Start of Data to use
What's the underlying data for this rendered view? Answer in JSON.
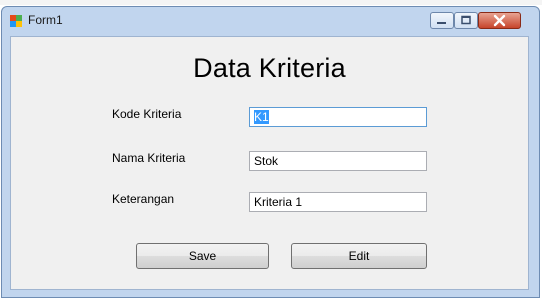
{
  "window": {
    "title": "Form1",
    "controls": {
      "minimize_icon": "minimize-icon",
      "maximize_icon": "maximize-icon",
      "close_icon": "close-icon"
    }
  },
  "form": {
    "heading": "Data Kriteria",
    "fields": [
      {
        "label": "Kode Kriteria",
        "value": "K1",
        "selected": true
      },
      {
        "label": "Nama Kriteria",
        "value": "Stok"
      },
      {
        "label": "Keterangan",
        "value": "Kriteria 1"
      }
    ],
    "buttons": {
      "save": "Save",
      "edit": "Edit"
    }
  },
  "colors": {
    "window_frame": "#c1d5ee",
    "client_bg": "#f0f0f0",
    "close_button": "#c7442a",
    "selection": "#3399ff"
  }
}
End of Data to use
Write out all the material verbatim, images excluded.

What's the underlying data for this rendered view? Answer in JSON.
{
  "window": {
    "title": "Form1",
    "controls": {
      "minimize_icon": "minimize-icon",
      "maximize_icon": "maximize-icon",
      "close_icon": "close-icon"
    }
  },
  "form": {
    "heading": "Data Kriteria",
    "fields": [
      {
        "label": "Kode Kriteria",
        "value": "K1",
        "selected": true
      },
      {
        "label": "Nama Kriteria",
        "value": "Stok"
      },
      {
        "label": "Keterangan",
        "value": "Kriteria 1"
      }
    ],
    "buttons": {
      "save": "Save",
      "edit": "Edit"
    }
  },
  "colors": {
    "window_frame": "#c1d5ee",
    "client_bg": "#f0f0f0",
    "close_button": "#c7442a",
    "selection": "#3399ff"
  }
}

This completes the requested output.